### Exercise directions
Copy out every record precisely.

(Items from an interface collection)
○ ○ ○ ○ ○

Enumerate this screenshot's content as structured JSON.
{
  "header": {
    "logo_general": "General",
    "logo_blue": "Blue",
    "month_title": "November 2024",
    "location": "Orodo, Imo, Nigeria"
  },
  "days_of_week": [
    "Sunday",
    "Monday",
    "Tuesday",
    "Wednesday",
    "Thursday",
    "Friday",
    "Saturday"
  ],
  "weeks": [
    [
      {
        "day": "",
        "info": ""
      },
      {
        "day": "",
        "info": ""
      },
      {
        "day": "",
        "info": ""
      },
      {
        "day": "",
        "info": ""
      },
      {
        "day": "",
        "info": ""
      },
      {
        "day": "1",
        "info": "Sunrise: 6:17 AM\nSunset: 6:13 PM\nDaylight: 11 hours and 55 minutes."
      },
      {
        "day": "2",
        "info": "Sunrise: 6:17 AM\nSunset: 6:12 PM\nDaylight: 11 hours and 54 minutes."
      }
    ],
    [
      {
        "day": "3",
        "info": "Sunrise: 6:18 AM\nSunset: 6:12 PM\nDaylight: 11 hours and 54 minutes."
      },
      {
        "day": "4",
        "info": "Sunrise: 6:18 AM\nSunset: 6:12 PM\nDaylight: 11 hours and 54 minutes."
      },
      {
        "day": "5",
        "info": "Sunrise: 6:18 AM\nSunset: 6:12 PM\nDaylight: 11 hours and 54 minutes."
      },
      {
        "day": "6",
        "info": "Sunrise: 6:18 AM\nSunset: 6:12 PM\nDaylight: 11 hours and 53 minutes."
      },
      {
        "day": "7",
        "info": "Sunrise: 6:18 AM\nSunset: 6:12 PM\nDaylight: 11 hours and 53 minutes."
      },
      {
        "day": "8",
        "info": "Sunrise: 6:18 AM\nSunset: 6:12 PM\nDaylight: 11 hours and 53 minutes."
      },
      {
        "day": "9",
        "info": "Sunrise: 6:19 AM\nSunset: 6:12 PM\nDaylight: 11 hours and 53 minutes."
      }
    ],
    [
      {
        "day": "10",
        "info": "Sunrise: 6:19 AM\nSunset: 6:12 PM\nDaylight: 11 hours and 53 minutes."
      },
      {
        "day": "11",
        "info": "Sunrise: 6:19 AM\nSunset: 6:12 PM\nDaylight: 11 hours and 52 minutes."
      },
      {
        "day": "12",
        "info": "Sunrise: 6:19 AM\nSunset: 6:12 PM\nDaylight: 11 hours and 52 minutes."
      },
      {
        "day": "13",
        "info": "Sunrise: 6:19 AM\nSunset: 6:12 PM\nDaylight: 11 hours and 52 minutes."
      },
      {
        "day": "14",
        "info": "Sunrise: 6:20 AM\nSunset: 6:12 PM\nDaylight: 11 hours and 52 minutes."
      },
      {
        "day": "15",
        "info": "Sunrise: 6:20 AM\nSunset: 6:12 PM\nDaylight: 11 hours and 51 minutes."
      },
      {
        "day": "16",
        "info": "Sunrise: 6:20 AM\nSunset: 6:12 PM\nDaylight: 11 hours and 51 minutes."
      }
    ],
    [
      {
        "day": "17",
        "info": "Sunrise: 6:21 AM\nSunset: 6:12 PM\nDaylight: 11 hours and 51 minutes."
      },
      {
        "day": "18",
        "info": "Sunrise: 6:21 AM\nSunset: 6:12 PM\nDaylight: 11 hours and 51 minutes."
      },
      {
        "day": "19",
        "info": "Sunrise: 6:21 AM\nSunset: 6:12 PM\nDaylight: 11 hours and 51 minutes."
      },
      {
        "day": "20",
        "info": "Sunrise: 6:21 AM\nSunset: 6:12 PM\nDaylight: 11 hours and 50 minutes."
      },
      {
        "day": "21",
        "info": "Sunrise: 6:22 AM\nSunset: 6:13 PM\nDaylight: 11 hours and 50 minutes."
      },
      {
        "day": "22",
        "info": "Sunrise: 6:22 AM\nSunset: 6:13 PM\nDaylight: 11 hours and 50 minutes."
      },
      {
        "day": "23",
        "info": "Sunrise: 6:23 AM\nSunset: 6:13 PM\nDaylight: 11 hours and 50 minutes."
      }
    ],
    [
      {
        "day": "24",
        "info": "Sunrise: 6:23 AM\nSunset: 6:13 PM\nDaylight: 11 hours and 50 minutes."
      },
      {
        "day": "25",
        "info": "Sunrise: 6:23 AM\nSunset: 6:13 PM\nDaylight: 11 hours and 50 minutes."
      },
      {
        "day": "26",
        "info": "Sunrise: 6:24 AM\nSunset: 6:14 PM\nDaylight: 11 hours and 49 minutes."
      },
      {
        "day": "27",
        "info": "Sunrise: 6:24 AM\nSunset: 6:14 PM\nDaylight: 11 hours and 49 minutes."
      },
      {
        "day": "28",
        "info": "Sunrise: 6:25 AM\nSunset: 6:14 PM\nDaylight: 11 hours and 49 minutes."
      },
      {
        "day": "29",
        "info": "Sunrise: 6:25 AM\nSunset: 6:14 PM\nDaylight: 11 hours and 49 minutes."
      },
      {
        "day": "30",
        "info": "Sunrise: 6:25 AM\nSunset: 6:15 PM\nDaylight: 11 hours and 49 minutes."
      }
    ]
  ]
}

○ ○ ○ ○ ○

### Exercise response
Enumerate this screenshot's content as structured JSON.
{
  "header": {
    "logo_general": "General",
    "logo_blue": "Blue",
    "month_title": "November 2024",
    "location": "Orodo, Imo, Nigeria"
  },
  "days_of_week": [
    "Sunday",
    "Monday",
    "Tuesday",
    "Wednesday",
    "Thursday",
    "Friday",
    "Saturday"
  ],
  "weeks": [
    [
      {
        "day": "",
        "info": ""
      },
      {
        "day": "",
        "info": ""
      },
      {
        "day": "",
        "info": ""
      },
      {
        "day": "",
        "info": ""
      },
      {
        "day": "",
        "info": ""
      },
      {
        "day": "1",
        "info": "Sunrise: 6:17 AM\nSunset: 6:13 PM\nDaylight: 11 hours and 55 minutes."
      },
      {
        "day": "2",
        "info": "Sunrise: 6:17 AM\nSunset: 6:12 PM\nDaylight: 11 hours and 54 minutes."
      }
    ],
    [
      {
        "day": "3",
        "info": "Sunrise: 6:18 AM\nSunset: 6:12 PM\nDaylight: 11 hours and 54 minutes."
      },
      {
        "day": "4",
        "info": "Sunrise: 6:18 AM\nSunset: 6:12 PM\nDaylight: 11 hours and 54 minutes."
      },
      {
        "day": "5",
        "info": "Sunrise: 6:18 AM\nSunset: 6:12 PM\nDaylight: 11 hours and 54 minutes."
      },
      {
        "day": "6",
        "info": "Sunrise: 6:18 AM\nSunset: 6:12 PM\nDaylight: 11 hours and 53 minutes."
      },
      {
        "day": "7",
        "info": "Sunrise: 6:18 AM\nSunset: 6:12 PM\nDaylight: 11 hours and 53 minutes."
      },
      {
        "day": "8",
        "info": "Sunrise: 6:18 AM\nSunset: 6:12 PM\nDaylight: 11 hours and 53 minutes."
      },
      {
        "day": "9",
        "info": "Sunrise: 6:19 AM\nSunset: 6:12 PM\nDaylight: 11 hours and 53 minutes."
      }
    ],
    [
      {
        "day": "10",
        "info": "Sunrise: 6:19 AM\nSunset: 6:12 PM\nDaylight: 11 hours and 53 minutes."
      },
      {
        "day": "11",
        "info": "Sunrise: 6:19 AM\nSunset: 6:12 PM\nDaylight: 11 hours and 52 minutes."
      },
      {
        "day": "12",
        "info": "Sunrise: 6:19 AM\nSunset: 6:12 PM\nDaylight: 11 hours and 52 minutes."
      },
      {
        "day": "13",
        "info": "Sunrise: 6:19 AM\nSunset: 6:12 PM\nDaylight: 11 hours and 52 minutes."
      },
      {
        "day": "14",
        "info": "Sunrise: 6:20 AM\nSunset: 6:12 PM\nDaylight: 11 hours and 52 minutes."
      },
      {
        "day": "15",
        "info": "Sunrise: 6:20 AM\nSunset: 6:12 PM\nDaylight: 11 hours and 51 minutes."
      },
      {
        "day": "16",
        "info": "Sunrise: 6:20 AM\nSunset: 6:12 PM\nDaylight: 11 hours and 51 minutes."
      }
    ],
    [
      {
        "day": "17",
        "info": "Sunrise: 6:21 AM\nSunset: 6:12 PM\nDaylight: 11 hours and 51 minutes."
      },
      {
        "day": "18",
        "info": "Sunrise: 6:21 AM\nSunset: 6:12 PM\nDaylight: 11 hours and 51 minutes."
      },
      {
        "day": "19",
        "info": "Sunrise: 6:21 AM\nSunset: 6:12 PM\nDaylight: 11 hours and 51 minutes."
      },
      {
        "day": "20",
        "info": "Sunrise: 6:21 AM\nSunset: 6:12 PM\nDaylight: 11 hours and 50 minutes."
      },
      {
        "day": "21",
        "info": "Sunrise: 6:22 AM\nSunset: 6:13 PM\nDaylight: 11 hours and 50 minutes."
      },
      {
        "day": "22",
        "info": "Sunrise: 6:22 AM\nSunset: 6:13 PM\nDaylight: 11 hours and 50 minutes."
      },
      {
        "day": "23",
        "info": "Sunrise: 6:23 AM\nSunset: 6:13 PM\nDaylight: 11 hours and 50 minutes."
      }
    ],
    [
      {
        "day": "24",
        "info": "Sunrise: 6:23 AM\nSunset: 6:13 PM\nDaylight: 11 hours and 50 minutes."
      },
      {
        "day": "25",
        "info": "Sunrise: 6:23 AM\nSunset: 6:13 PM\nDaylight: 11 hours and 50 minutes."
      },
      {
        "day": "26",
        "info": "Sunrise: 6:24 AM\nSunset: 6:14 PM\nDaylight: 11 hours and 49 minutes."
      },
      {
        "day": "27",
        "info": "Sunrise: 6:24 AM\nSunset: 6:14 PM\nDaylight: 11 hours and 49 minutes."
      },
      {
        "day": "28",
        "info": "Sunrise: 6:25 AM\nSunset: 6:14 PM\nDaylight: 11 hours and 49 minutes."
      },
      {
        "day": "29",
        "info": "Sunrise: 6:25 AM\nSunset: 6:14 PM\nDaylight: 11 hours and 49 minutes."
      },
      {
        "day": "30",
        "info": "Sunrise: 6:25 AM\nSunset: 6:15 PM\nDaylight: 11 hours and 49 minutes."
      }
    ]
  ]
}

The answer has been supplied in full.